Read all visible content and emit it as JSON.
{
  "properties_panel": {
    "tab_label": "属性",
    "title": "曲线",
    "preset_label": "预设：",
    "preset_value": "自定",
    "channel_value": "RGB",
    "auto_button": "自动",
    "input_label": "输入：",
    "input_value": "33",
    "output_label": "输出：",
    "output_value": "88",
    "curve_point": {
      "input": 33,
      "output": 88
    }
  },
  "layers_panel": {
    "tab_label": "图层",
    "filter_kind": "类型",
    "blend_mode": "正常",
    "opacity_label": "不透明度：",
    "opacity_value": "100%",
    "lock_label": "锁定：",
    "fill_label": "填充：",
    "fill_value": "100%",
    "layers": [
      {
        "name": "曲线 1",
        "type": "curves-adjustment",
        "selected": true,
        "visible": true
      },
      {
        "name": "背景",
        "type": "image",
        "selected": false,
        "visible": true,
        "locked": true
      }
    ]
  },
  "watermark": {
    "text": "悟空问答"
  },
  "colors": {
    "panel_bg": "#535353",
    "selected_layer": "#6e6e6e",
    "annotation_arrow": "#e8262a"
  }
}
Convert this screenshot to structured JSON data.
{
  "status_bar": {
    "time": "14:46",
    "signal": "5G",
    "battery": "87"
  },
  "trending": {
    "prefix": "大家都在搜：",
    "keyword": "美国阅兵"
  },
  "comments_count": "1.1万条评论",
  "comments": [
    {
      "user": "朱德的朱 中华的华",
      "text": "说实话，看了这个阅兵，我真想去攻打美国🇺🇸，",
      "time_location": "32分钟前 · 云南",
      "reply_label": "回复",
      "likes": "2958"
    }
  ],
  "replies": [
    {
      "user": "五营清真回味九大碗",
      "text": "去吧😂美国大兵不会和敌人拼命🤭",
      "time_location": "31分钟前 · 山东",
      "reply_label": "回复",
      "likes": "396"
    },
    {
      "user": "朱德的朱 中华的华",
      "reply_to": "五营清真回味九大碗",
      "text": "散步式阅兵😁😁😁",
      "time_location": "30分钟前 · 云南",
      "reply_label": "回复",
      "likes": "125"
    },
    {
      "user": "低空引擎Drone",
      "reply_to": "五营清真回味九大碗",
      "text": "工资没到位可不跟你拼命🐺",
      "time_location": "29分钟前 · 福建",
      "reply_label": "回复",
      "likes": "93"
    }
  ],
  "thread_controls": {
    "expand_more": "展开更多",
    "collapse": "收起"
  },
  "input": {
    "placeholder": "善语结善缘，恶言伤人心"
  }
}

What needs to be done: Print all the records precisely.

Completed exercise:
Read all visible content and emit it as JSON.
{
  "properties_panel": {
    "tab_label": "属性",
    "title": "曲线",
    "preset_label": "预设：",
    "preset_value": "自定",
    "channel_value": "RGB",
    "auto_button": "自动",
    "input_label": "输入：",
    "input_value": "33",
    "output_label": "输出：",
    "output_value": "88",
    "curve_point": {
      "input": 33,
      "output": 88
    }
  },
  "layers_panel": {
    "tab_label": "图层",
    "filter_kind": "类型",
    "blend_mode": "正常",
    "opacity_label": "不透明度：",
    "opacity_value": "100%",
    "lock_label": "锁定：",
    "fill_label": "填充：",
    "fill_value": "100%",
    "layers": [
      {
        "name": "曲线 1",
        "type": "curves-adjustment",
        "selected": true,
        "visible": true
      },
      {
        "name": "背景",
        "type": "image",
        "selected": false,
        "visible": true,
        "locked": true
      }
    ]
  },
  "watermark": {
    "text": "悟空问答"
  },
  "colors": {
    "panel_bg": "#535353",
    "selected_layer": "#6e6e6e",
    "annotation_arrow": "#e8262a"
  }
}
Convert this screenshot to structured JSON data.
{
  "status_bar": {
    "time": "14:46",
    "signal": "5G",
    "battery": "87"
  },
  "trending": {
    "prefix": "大家都在搜：",
    "keyword": "美国阅兵"
  },
  "comments_count": "1.1万条评论",
  "comments": [
    {
      "user": "朱德的朱 中华的华",
      "text": "说实话，看了这个阅兵，我真想去攻打美国🇺🇸，",
      "time_location": "32分钟前 · 云南",
      "reply_label": "回复",
      "likes": "2958"
    }
  ],
  "replies": [
    {
      "user": "五营清真回味九大碗",
      "text": "去吧😂美国大兵不会和敌人拼命🤭",
      "time_location": "31分钟前 · 山东",
      "reply_label": "回复",
      "likes": "396"
    },
    {
      "user": "朱德的朱 中华的华",
      "reply_to": "五营清真回味九大碗",
      "text": "散步式阅兵😁😁😁",
      "time_location": "30分钟前 · 云南",
      "reply_label": "回复",
      "likes": "125"
    },
    {
      "user": "低空引擎Drone",
      "reply_to": "五营清真回味九大碗",
      "text": "工资没到位可不跟你拼命🐺",
      "time_location": "29分钟前 · 福建",
      "reply_label": "回复",
      "likes": "93"
    }
  ],
  "thread_controls": {
    "expand_more": "展开更多",
    "collapse": "收起"
  },
  "input": {
    "placeholder": "善语结善缘，恶言伤人心"
  }
}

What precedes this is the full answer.